Tour season is right around the corner and if you’re a fan you about jumping off the roof right about now. The band has been just kicking back, no major announcements. Of course lots of interesting rumors, should we pass them along? Well the only one worth throwing out is could it be possible that U2 allows the “artists” from American Idol to use their songs again? We asked the question last night on our Facebook fan page and course your welcome to throw up your comments too. Most say “Hell No”
After watching a couple of minutes of AI we choose to dig into our DVD collection and attend a virtual concert.
After the huge, lavish spectacles of previous tours, U2 decided to tone things down a bit for Elevation, which accompanied their All That You Can’t Leave Behind album. Just as the album marked a return to a simpler more stripped-down sound, the live shows returned to smaller venues and a more intimate show, and from start to finish Elevation provides a welcome reminder of what a great band this is. Recorded in Boston, the show features a healthy mix of new and old songs, which were written over the course of two decades but sound as fresh and relevant as ever. From classics like “Sunday Bloody Sunday,” “Where the Streets Have No Name,” and “I Will Follow” right up to instant favorites such as “Beautiful Day” and “Elevation,” every track is stunningly executed. If you saw the concerts, this is a worthy and lasting souvenir; if you didn’t, watch this and you might be kicking yourself.
The disc does a great job of showing how straightforward the tour was. It was a big tour with a huge crew, but on stage the four musicians were pretty much on their own. The camera catches a few great close-ups of the members of the band in which you can really see their facial expressions. The Edge seemed quite preoccupied with playing the music. Larry Mullen and Adam Clayton seemed to be genuinely enjoying themselves. Bono played the rock star. There are a few great shots where you see The Edge looking to Larry Mullen for the rhythm. For a second they seem less like U2, and more like four guys in a band.
The setlist included songs from All That You Can’t Leave Behind, a few of the U2 classics, and a few refreshing unlikely choices (Gone, Bad, Stay (Faraway, so close), Until The End Of The World). The Edge used the set list as an opportunity to parade an amazing set of classic guitars including a full-bodied Gretsch, a pearl Telecaster, Edge’s classic Gibson Explorer, a Godin, a beautiful clear woodgrain finish Stratocaster, and a 12-string Richenbacher that The Edge kicks off the stage.
What we found most striking about the DVD was how great U2 is at putting on a rock concert. You can really see the experience of 20 years of touring. Bono plays the 20,000 strong audience like it was a percussive instrument. The Edge’s guitar and Bono’s voice alone can fill a stadium design for NHL hockey.

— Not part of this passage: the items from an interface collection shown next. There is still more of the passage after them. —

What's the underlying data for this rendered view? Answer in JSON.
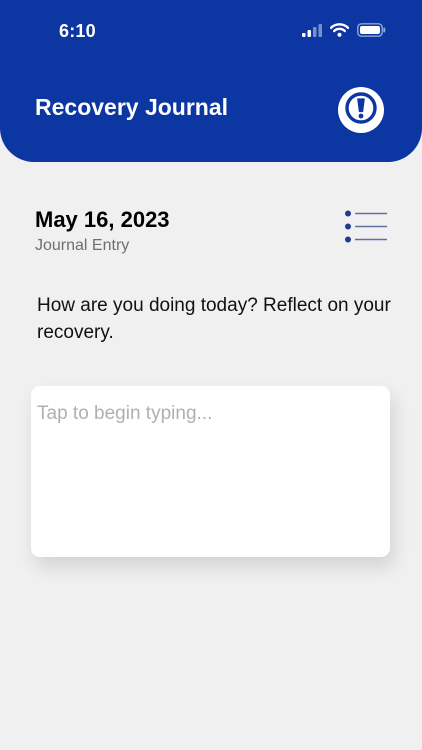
{
  "status_bar": {
    "time": "6:10",
    "icons": [
      "cellular-signal-icon",
      "wifi-icon",
      "battery-icon"
    ]
  },
  "header": {
    "title": "Recovery Journal",
    "background_color": "#0c36a1",
    "action_icon": "alert-exclamation-icon"
  },
  "entry": {
    "date": "May 16, 2023",
    "subtitle": "Journal Entry",
    "list_icon": "list-icon",
    "prompt": "How are you doing today? Reflect on your recovery.",
    "text_value": "",
    "placeholder": "Tap to begin typing..."
  },
  "colors": {
    "accent": "#0c36a1",
    "background": "#f0f0f0",
    "card": "#ffffff",
    "subtitle_text": "#6e6e6e",
    "placeholder_text": "#b0b0b0"
  }
}
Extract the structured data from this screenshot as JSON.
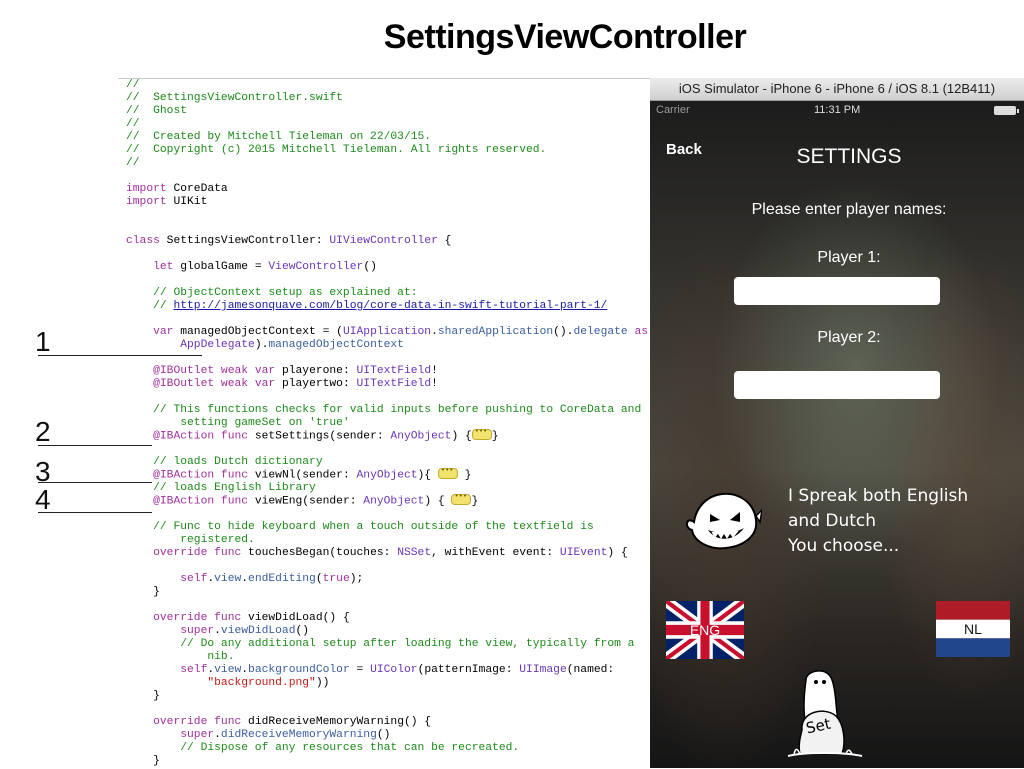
{
  "slide": {
    "title": "SettingsViewController",
    "annotations": [
      "1",
      "2",
      "3",
      "4"
    ]
  },
  "code": {
    "lines": [
      [
        [
          "//",
          "c"
        ]
      ],
      [
        [
          "//  SettingsViewController.swift",
          "c"
        ]
      ],
      [
        [
          "//  Ghost",
          "c"
        ]
      ],
      [
        [
          "//",
          "c"
        ]
      ],
      [
        [
          "//  Created by Mitchell Tieleman on 22/03/15.",
          "c"
        ]
      ],
      [
        [
          "//  Copyright (c) 2015 Mitchell Tieleman. All rights reserved.",
          "c"
        ]
      ],
      [
        [
          "//",
          "c"
        ]
      ],
      [],
      [
        [
          "import",
          "k"
        ],
        [
          " CoreData",
          ""
        ]
      ],
      [
        [
          "import",
          "k"
        ],
        [
          " UIKit",
          ""
        ]
      ],
      [],
      [],
      [
        [
          "class",
          "k"
        ],
        [
          " SettingsViewController: ",
          ""
        ],
        [
          "UIViewController",
          "ty"
        ],
        [
          " {",
          ""
        ]
      ],
      [],
      [
        [
          "    ",
          ""
        ],
        [
          "let",
          "k"
        ],
        [
          " globalGame = ",
          ""
        ],
        [
          "ViewController",
          "ty"
        ],
        [
          "()",
          ""
        ]
      ],
      [],
      [
        [
          "    // ObjectContext setup as explained at:",
          "c"
        ]
      ],
      [
        [
          "    // ",
          "c"
        ],
        [
          "http://jamesonquave.com/blog/core-data-in-swift-tutorial-part-1/",
          "l"
        ]
      ],
      [],
      [
        [
          "    ",
          ""
        ],
        [
          "var",
          "k"
        ],
        [
          " managedObjectContext = (",
          ""
        ],
        [
          "UIApplication",
          "ty"
        ],
        [
          ".",
          ""
        ],
        [
          "sharedApplication",
          "f"
        ],
        [
          "().",
          ""
        ],
        [
          "delegate",
          "f"
        ],
        [
          " ",
          ""
        ],
        [
          "as",
          "k"
        ]
      ],
      [
        [
          "        ",
          ""
        ],
        [
          "AppDelegate",
          "ty"
        ],
        [
          ").",
          ""
        ],
        [
          "managedObjectContext",
          "f"
        ]
      ],
      [],
      [
        [
          "    ",
          ""
        ],
        [
          "@IBOutlet",
          "k"
        ],
        [
          " ",
          ""
        ],
        [
          "weak",
          "k"
        ],
        [
          " ",
          ""
        ],
        [
          "var",
          "k"
        ],
        [
          " playerone: ",
          ""
        ],
        [
          "UITextField",
          "ty"
        ],
        [
          "!",
          ""
        ]
      ],
      [
        [
          "    ",
          ""
        ],
        [
          "@IBOutlet",
          "k"
        ],
        [
          " ",
          ""
        ],
        [
          "weak",
          "k"
        ],
        [
          " ",
          ""
        ],
        [
          "var",
          "k"
        ],
        [
          " playertwo: ",
          ""
        ],
        [
          "UITextField",
          "ty"
        ],
        [
          "!",
          ""
        ]
      ],
      [],
      [
        [
          "    // This functions checks for valid inputs before pushing to CoreData and",
          "c"
        ]
      ],
      [
        [
          "        setting gameSet on 'true'",
          "c"
        ]
      ],
      [
        [
          "    ",
          ""
        ],
        [
          "@IBAction",
          "k"
        ],
        [
          " ",
          ""
        ],
        [
          "func",
          "k"
        ],
        [
          " setSettings(sender: ",
          ""
        ],
        [
          "AnyObject",
          "ty"
        ],
        [
          ") {",
          ""
        ],
        [
          "",
          "fold"
        ],
        [
          "}",
          ""
        ]
      ],
      [],
      [
        [
          "    // loads Dutch dictionary",
          "c"
        ]
      ],
      [
        [
          "    ",
          ""
        ],
        [
          "@IBAction",
          "k"
        ],
        [
          " ",
          ""
        ],
        [
          "func",
          "k"
        ],
        [
          " viewNl(sender: ",
          ""
        ],
        [
          "AnyObject",
          "ty"
        ],
        [
          "){ ",
          ""
        ],
        [
          "",
          "fold"
        ],
        [
          " }",
          ""
        ]
      ],
      [
        [
          "    // loads English Library",
          "c"
        ]
      ],
      [
        [
          "    ",
          ""
        ],
        [
          "@IBAction",
          "k"
        ],
        [
          " ",
          ""
        ],
        [
          "func",
          "k"
        ],
        [
          " viewEng(sender: ",
          ""
        ],
        [
          "AnyObject",
          "ty"
        ],
        [
          ") { ",
          ""
        ],
        [
          "",
          "fold"
        ],
        [
          "}",
          ""
        ]
      ],
      [],
      [
        [
          "    // Func to hide keyboard when a touch outside of the textfield is",
          "c"
        ]
      ],
      [
        [
          "        registered.",
          "c"
        ]
      ],
      [
        [
          "    ",
          ""
        ],
        [
          "override",
          "k"
        ],
        [
          " ",
          ""
        ],
        [
          "func",
          "k"
        ],
        [
          " touchesBegan(touches: ",
          ""
        ],
        [
          "NSSet",
          "ty"
        ],
        [
          ", withEvent event: ",
          ""
        ],
        [
          "UIEvent",
          "ty"
        ],
        [
          ") {",
          ""
        ]
      ],
      [],
      [
        [
          "        ",
          ""
        ],
        [
          "self",
          "k"
        ],
        [
          ".",
          ""
        ],
        [
          "view",
          "f"
        ],
        [
          ".",
          ""
        ],
        [
          "endEditing",
          "f"
        ],
        [
          "(",
          ""
        ],
        [
          "true",
          "k"
        ],
        [
          ");",
          ""
        ]
      ],
      [
        [
          "    }",
          ""
        ]
      ],
      [],
      [
        [
          "    ",
          ""
        ],
        [
          "override",
          "k"
        ],
        [
          " ",
          ""
        ],
        [
          "func",
          "k"
        ],
        [
          " viewDidLoad() {",
          ""
        ]
      ],
      [
        [
          "        ",
          ""
        ],
        [
          "super",
          "k"
        ],
        [
          ".",
          ""
        ],
        [
          "viewDidLoad",
          "f"
        ],
        [
          "()",
          ""
        ]
      ],
      [
        [
          "        // Do any additional setup after loading the view, typically from a",
          "c"
        ]
      ],
      [
        [
          "            nib.",
          "c"
        ]
      ],
      [
        [
          "        ",
          ""
        ],
        [
          "self",
          "k"
        ],
        [
          ".",
          ""
        ],
        [
          "view",
          "f"
        ],
        [
          ".",
          ""
        ],
        [
          "backgroundColor",
          "f"
        ],
        [
          " = ",
          ""
        ],
        [
          "UIColor",
          "ty"
        ],
        [
          "(patternImage: ",
          ""
        ],
        [
          "UIImage",
          "ty"
        ],
        [
          "(named:",
          ""
        ]
      ],
      [
        [
          "            ",
          ""
        ],
        [
          "\"background.png\"",
          "s"
        ],
        [
          "))",
          ""
        ]
      ],
      [
        [
          "    }",
          ""
        ]
      ],
      [],
      [
        [
          "    ",
          ""
        ],
        [
          "override",
          "k"
        ],
        [
          " ",
          ""
        ],
        [
          "func",
          "k"
        ],
        [
          " didReceiveMemoryWarning() {",
          ""
        ]
      ],
      [
        [
          "        ",
          ""
        ],
        [
          "super",
          "k"
        ],
        [
          ".",
          ""
        ],
        [
          "didReceiveMemoryWarning",
          "f"
        ],
        [
          "()",
          ""
        ]
      ],
      [
        [
          "        // Dispose of any resources that can be recreated.",
          "c"
        ]
      ],
      [
        [
          "    }",
          ""
        ]
      ]
    ]
  },
  "simulator": {
    "window_title": "iOS Simulator - iPhone 6 - iPhone 6 / iOS 8.1 (12B411)",
    "status": {
      "carrier": "Carrier",
      "time": "11:31 PM"
    },
    "back_label": "Back",
    "title": "SETTINGS",
    "prompt": "Please enter player names:",
    "player1_label": "Player 1:",
    "player1_value": "",
    "player2_label": "Player 2:",
    "player2_value": "",
    "speech": [
      "I Spreak both English",
      "and Dutch",
      "You choose..."
    ],
    "eng_label": "ENG",
    "nl_label": "NL",
    "set_label": "Set"
  },
  "colors": {
    "comment": "#1d8a1a",
    "keyword": "#a0309e",
    "type": "#6a35b5",
    "function": "#3b5d9e",
    "string": "#c41a16",
    "link": "#1a1aa6"
  }
}
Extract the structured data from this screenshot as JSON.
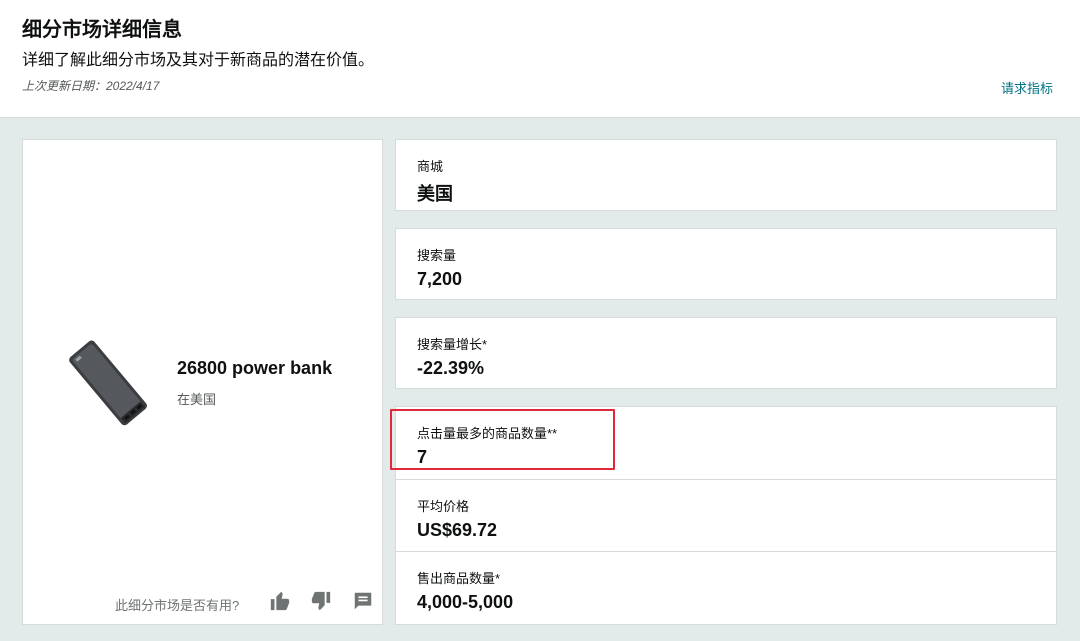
{
  "header": {
    "title": "细分市场详细信息",
    "subtitle": "详细了解此细分市场及其对于新商品的潜在价值。",
    "updated": "上次更新日期：2022/4/17",
    "request_metrics": "请求指标"
  },
  "product": {
    "name": "26800 power bank",
    "location": "在美国",
    "image_icon": "power-bank-image"
  },
  "feedback": {
    "question": "此细分市场是否有用?",
    "icons": [
      "thumbs-up-icon",
      "thumbs-down-icon",
      "comment-icon"
    ]
  },
  "metrics": [
    {
      "label": "商城",
      "value": "美国"
    },
    {
      "label": "搜索量",
      "value": "7,200"
    },
    {
      "label": "搜索量增长*",
      "value": "-22.39%"
    },
    {
      "label": "点击量最多的商品数量**",
      "value": "7"
    },
    {
      "label": "平均价格",
      "value": "US$69.72"
    },
    {
      "label": "售出商品数量*",
      "value": "4,000-5,000"
    }
  ],
  "colors": {
    "link": "#007185",
    "highlight": "#e0283a",
    "background": "#e2eaea"
  }
}
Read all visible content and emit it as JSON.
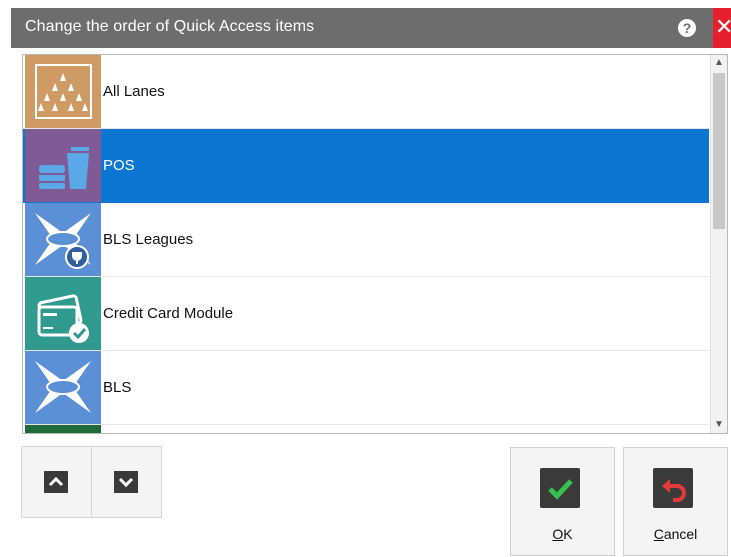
{
  "dialog": {
    "title": "Change the order of Quick Access items",
    "help_symbol": "?",
    "close_symbol": "✕"
  },
  "items": [
    {
      "label": "All Lanes",
      "icon": "bowling-pins-icon",
      "color": "#cf9a63"
    },
    {
      "label": "POS",
      "icon": "pos-food-icon",
      "color": "#7f5a94"
    },
    {
      "label": "BLS Leagues",
      "icon": "bls-leagues-icon",
      "color": "#5b8fd6"
    },
    {
      "label": "Credit Card Module",
      "icon": "credit-card-icon",
      "color": "#2f9a8d"
    },
    {
      "label": "BLS",
      "icon": "bls-icon",
      "color": "#5b8fd6"
    }
  ],
  "selected_index": 1,
  "buttons": {
    "move_up_icon": "chevron-up-icon",
    "move_down_icon": "chevron-down-icon",
    "ok_mnemonic": "O",
    "ok_rest": "K",
    "cancel_mnemonic": "C",
    "cancel_rest": "ancel"
  },
  "colors": {
    "titlebar": "#6d6d6d",
    "selection": "#0d76d2",
    "close": "#e51f2d"
  }
}
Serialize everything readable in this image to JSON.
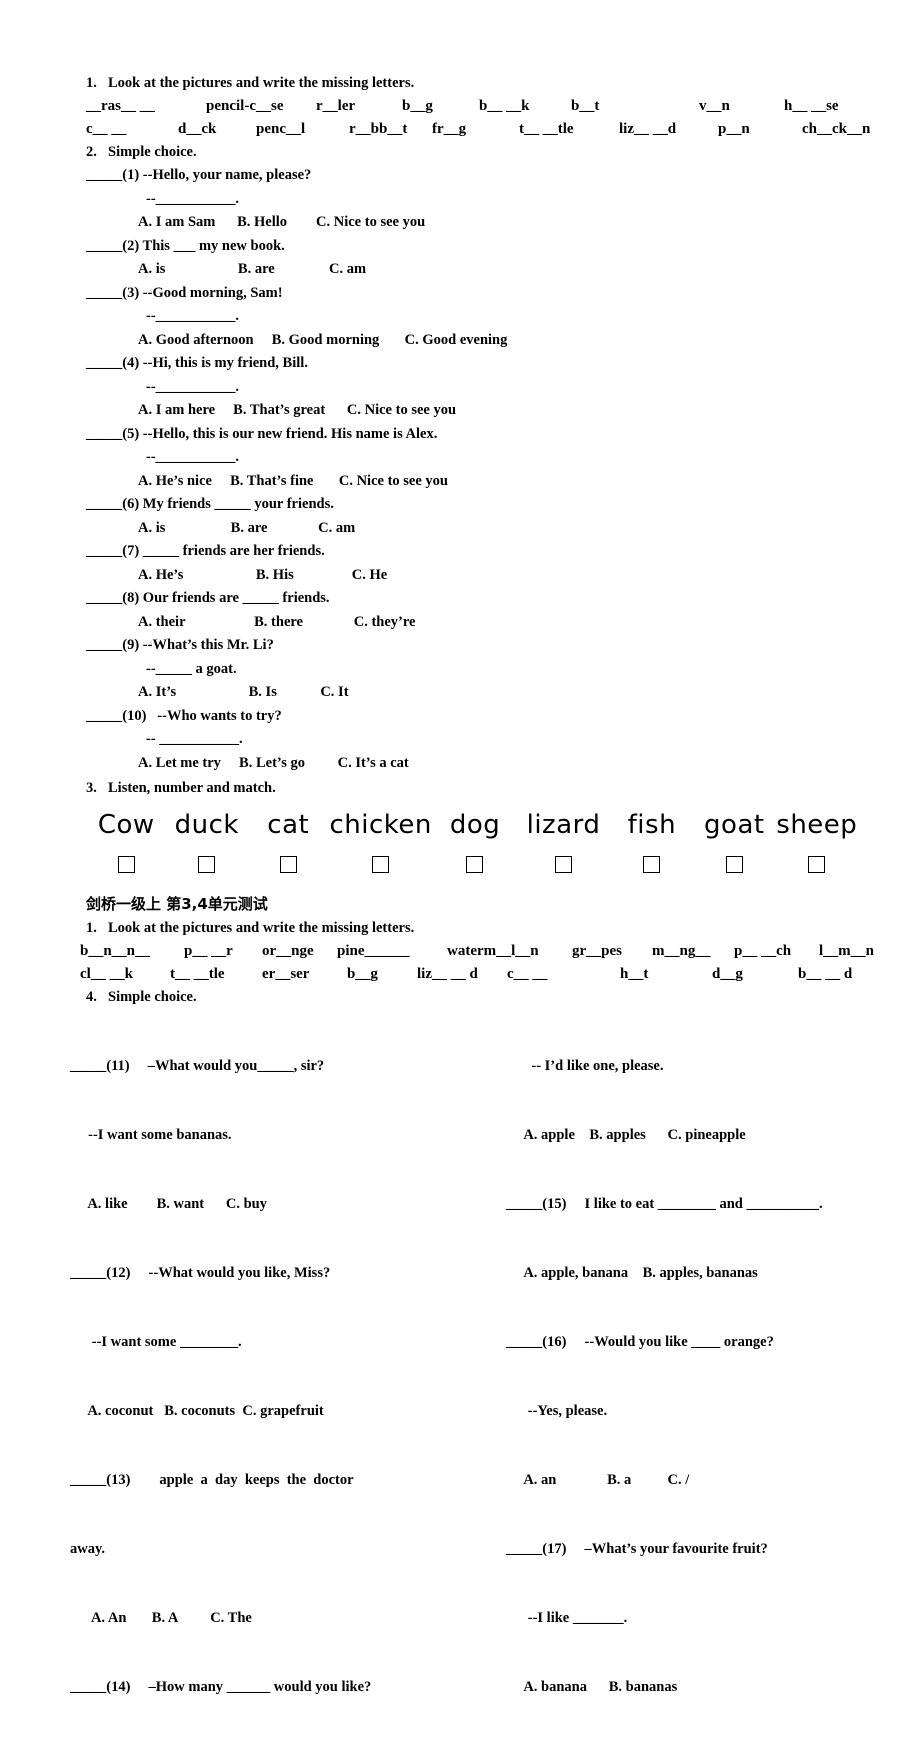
{
  "document": {
    "title": "剑桥一级上 第3,4单元测试"
  },
  "section1": {
    "number": "1.",
    "heading": "Look at the pictures and write the missing letters.",
    "row1": [
      "__ras__ __",
      "pencil-c__se",
      "r__ler",
      "b__g",
      "b__ __k",
      "b__t",
      "v__n",
      "h__ __se"
    ],
    "row2": [
      "c__ __",
      "d__ck",
      "penc__l",
      "r__bb__t",
      "fr__g",
      "t__ __tle",
      "liz__ __d",
      "p__n",
      "ch__ck__n"
    ]
  },
  "section2": {
    "number": "2.",
    "heading": "Simple choice.",
    "questions": [
      {
        "blank": "_____",
        "num": "(1)",
        "stem": "--Hello, your name, please?",
        "reply": "--___________.",
        "options": "A. I am Sam      B. Hello        C. Nice to see you"
      },
      {
        "blank": "_____",
        "num": "(2)",
        "stem": "This ___ my new book.",
        "reply": "",
        "options": "A. is                    B. are               C. am"
      },
      {
        "blank": "_____",
        "num": "(3)",
        "stem": "--Good morning, Sam!",
        "reply": "--___________.",
        "options": "A. Good afternoon     B. Good morning       C. Good evening"
      },
      {
        "blank": "_____",
        "num": "(4)",
        "stem": "--Hi, this is my friend, Bill.",
        "reply": "--___________.",
        "options": "A. I am here     B. That’s great      C. Nice to see you"
      },
      {
        "blank": "_____",
        "num": "(5)",
        "stem": "--Hello, this is our new friend. His name is Alex.",
        "reply": "--___________.",
        "options": "A. He’s nice     B. That’s fine       C. Nice to see you"
      },
      {
        "blank": "_____",
        "num": "(6)",
        "stem": "My friends _____ your friends.",
        "reply": "",
        "options": "A. is                  B. are              C. am"
      },
      {
        "blank": "_____",
        "num": "(7)",
        "stem": "_____ friends are her friends.",
        "reply": "",
        "options": "A. He’s                    B. His                C. He"
      },
      {
        "blank": "_____",
        "num": "(8)",
        "stem": "Our friends are _____ friends.",
        "reply": "",
        "options": "A. their                   B. there              C. they’re"
      },
      {
        "blank": "_____",
        "num": "(9)",
        "stem": "--What’s this Mr. Li?",
        "reply": "--_____ a goat.",
        "options": "A. It’s                    B. Is            C. It"
      },
      {
        "blank": "_____",
        "num": "(10)",
        "stem": "  --Who wants to try?",
        "reply": "-- ___________.",
        "options": "A. Let me try     B. Let’s go         C. It’s a cat"
      }
    ]
  },
  "section3": {
    "number": "3.",
    "heading": "Listen, number and match.",
    "animals": [
      "Cow",
      "duck",
      "cat",
      "chicken",
      "dog",
      "lizard",
      "fish",
      "goat",
      "sheep"
    ],
    "checkbox_count": 9
  },
  "section4_letters": {
    "number": "1.",
    "heading": "Look at the pictures and write the missing letters.",
    "row1": [
      "b__n__n__",
      "p__ __r",
      "or__nge",
      "pine______",
      "waterm__l__n",
      "gr__pes",
      "m__ng__",
      "p__ __ch",
      "l__m__n"
    ],
    "row2": [
      "cl__ __k",
      "t__ __tle",
      "er__ser",
      "b__g",
      "liz__ __ d",
      "c__ __",
      "h__t",
      "d__g",
      "b__ __ d"
    ]
  },
  "section4": {
    "number": "4.",
    "heading": "Simple choice.",
    "left_column": [
      {
        "text": "_____(11)     –What would you_____, sir?"
      },
      {
        "text": "     --I want some bananas."
      },
      {
        "text": "     A. like        B. want      C. buy"
      },
      {
        "text": "_____(12)     --What would you like, Miss?"
      },
      {
        "text": "      --I want some ________."
      },
      {
        "text": "     A. coconut   B. coconuts  C. grapefruit"
      },
      {
        "text": "_____(13)        apple  a  day  keeps  the  doctor"
      },
      {
        "text": "away."
      },
      {
        "text": "      A. An       B. A         C. The"
      },
      {
        "text": "_____(14)     –How many ______ would you like?"
      }
    ],
    "right_column": [
      {
        "text": "       -- I’d like one, please."
      },
      {
        "text": "     A. apple    B. apples      C. pineapple"
      },
      {
        "text": "_____(15)     I like to eat ________ and __________."
      },
      {
        "text": "     A. apple, banana    B. apples, bananas"
      },
      {
        "text": "_____(16)     --Would you like ____ orange?"
      },
      {
        "text": "      --Yes, please."
      },
      {
        "text": "     A. an              B. a          C. /"
      },
      {
        "text": "_____(17)     –What’s your favourite fruit?"
      },
      {
        "text": "      --I like _______."
      },
      {
        "text": "     A. banana      B. bananas"
      }
    ]
  }
}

The album contrasts nicely with the material in the context of the concert. If Stuck in a Moment were a little more immature and unrefined, if would fit in perfectly on Rattle and Hum.
The live performances shed new light on some of what we had though where the weaker songs from All That You Can’t Leave Behind. New York, which always struck us as goofy (comparing the heat of New York to a “hair dryer in your face” just doesn’t hold up next to the biblical alegory of The End of the World- which Bono introduces this night with “this is judas”) and Walk On both shine make more sense in the live context.
Highlights include, the inclusion of Until The End Of The World and a great rendition of Stay (Faraway, so close). Introducing the band, Bono says “Even his mother calls him, The Edge”. The introductions to The Fly and Where the Streets Have No Nameare classic goosebump-inducing stadium rock moments.
Well how many more months away are we from the start ? 4 Months -